::: Input records

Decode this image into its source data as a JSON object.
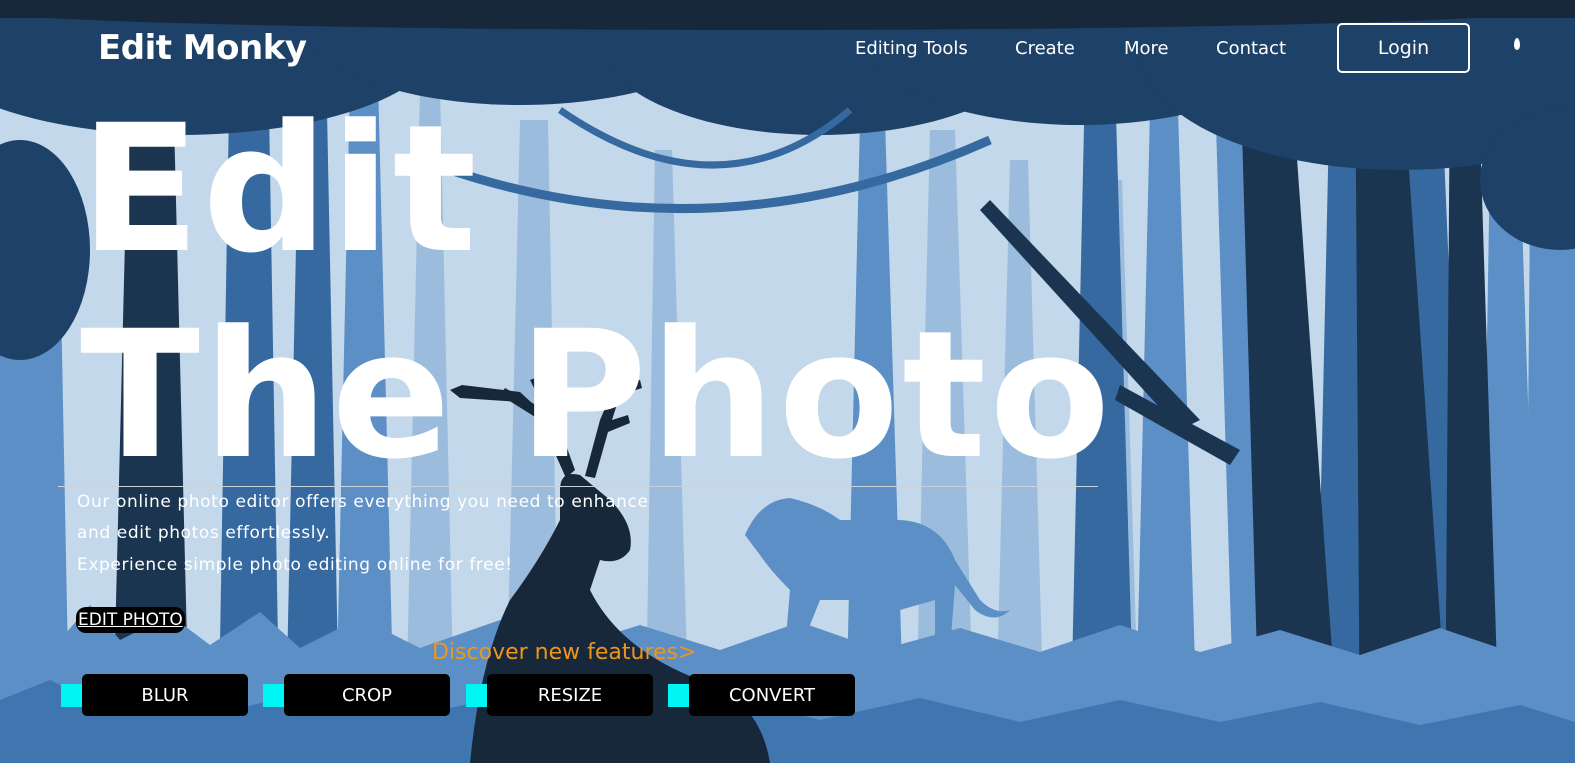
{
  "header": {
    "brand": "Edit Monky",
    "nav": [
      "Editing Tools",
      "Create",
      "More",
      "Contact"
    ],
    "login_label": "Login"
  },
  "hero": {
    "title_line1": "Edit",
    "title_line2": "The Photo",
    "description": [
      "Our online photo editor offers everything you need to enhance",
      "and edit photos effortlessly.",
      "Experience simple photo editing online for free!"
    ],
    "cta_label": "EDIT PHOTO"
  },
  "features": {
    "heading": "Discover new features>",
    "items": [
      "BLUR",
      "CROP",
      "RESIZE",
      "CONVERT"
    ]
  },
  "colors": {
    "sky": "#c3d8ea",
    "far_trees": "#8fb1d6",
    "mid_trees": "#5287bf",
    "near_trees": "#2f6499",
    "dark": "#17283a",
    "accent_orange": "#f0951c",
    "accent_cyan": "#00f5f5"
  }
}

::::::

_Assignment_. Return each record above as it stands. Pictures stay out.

_Solution_.
Decode this image into its source data as a JSON object.
{
  "header": {
    "brand": "Edit Monky",
    "nav": [
      "Editing Tools",
      "Create",
      "More",
      "Contact"
    ],
    "login_label": "Login"
  },
  "hero": {
    "title_line1": "Edit",
    "title_line2": "The Photo",
    "description": [
      "Our online photo editor offers everything you need to enhance",
      "and edit photos effortlessly.",
      "Experience simple photo editing online for free!"
    ],
    "cta_label": "EDIT PHOTO"
  },
  "features": {
    "heading": "Discover new features>",
    "items": [
      "BLUR",
      "CROP",
      "RESIZE",
      "CONVERT"
    ]
  },
  "colors": {
    "sky": "#c3d8ea",
    "far_trees": "#8fb1d6",
    "mid_trees": "#5287bf",
    "near_trees": "#2f6499",
    "dark": "#17283a",
    "accent_orange": "#f0951c",
    "accent_cyan": "#00f5f5"
  }
}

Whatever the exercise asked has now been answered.